**Exercise prompt**
Among the lines below, copy each one in which "been" appears.
(Supplied material Opens)
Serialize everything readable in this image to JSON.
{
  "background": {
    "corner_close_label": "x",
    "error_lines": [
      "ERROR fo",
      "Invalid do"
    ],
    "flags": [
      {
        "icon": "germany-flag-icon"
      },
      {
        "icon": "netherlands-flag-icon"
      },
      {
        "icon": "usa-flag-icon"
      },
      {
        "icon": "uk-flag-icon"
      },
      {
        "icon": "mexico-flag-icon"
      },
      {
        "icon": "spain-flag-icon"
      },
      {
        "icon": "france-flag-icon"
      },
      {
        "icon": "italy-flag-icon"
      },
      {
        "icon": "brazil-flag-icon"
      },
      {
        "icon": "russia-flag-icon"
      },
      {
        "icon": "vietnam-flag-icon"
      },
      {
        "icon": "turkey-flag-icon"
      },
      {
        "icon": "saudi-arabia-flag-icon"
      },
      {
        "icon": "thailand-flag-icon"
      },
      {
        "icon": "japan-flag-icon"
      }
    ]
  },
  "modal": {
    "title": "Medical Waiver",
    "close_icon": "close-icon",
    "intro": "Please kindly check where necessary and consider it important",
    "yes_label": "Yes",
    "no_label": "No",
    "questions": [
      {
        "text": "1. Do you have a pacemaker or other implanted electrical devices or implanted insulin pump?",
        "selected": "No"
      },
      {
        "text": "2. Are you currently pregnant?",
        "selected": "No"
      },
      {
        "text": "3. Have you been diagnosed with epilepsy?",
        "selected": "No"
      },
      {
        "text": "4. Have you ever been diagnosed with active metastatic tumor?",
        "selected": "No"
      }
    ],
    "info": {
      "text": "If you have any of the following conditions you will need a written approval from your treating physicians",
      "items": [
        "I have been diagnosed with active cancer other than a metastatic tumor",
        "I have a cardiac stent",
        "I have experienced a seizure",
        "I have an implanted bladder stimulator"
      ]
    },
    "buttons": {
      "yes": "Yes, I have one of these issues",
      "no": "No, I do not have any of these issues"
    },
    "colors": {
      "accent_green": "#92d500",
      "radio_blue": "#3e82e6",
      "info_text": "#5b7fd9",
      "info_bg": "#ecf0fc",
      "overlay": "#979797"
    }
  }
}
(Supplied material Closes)
**Response area**
        "text": "3. Have you been diagnosed with epilepsy?",
        "text": "4. Have you ever been diagnosed with active metastatic tumor?",
        "I have been diagnosed with active cancer other than a metastatic tumor",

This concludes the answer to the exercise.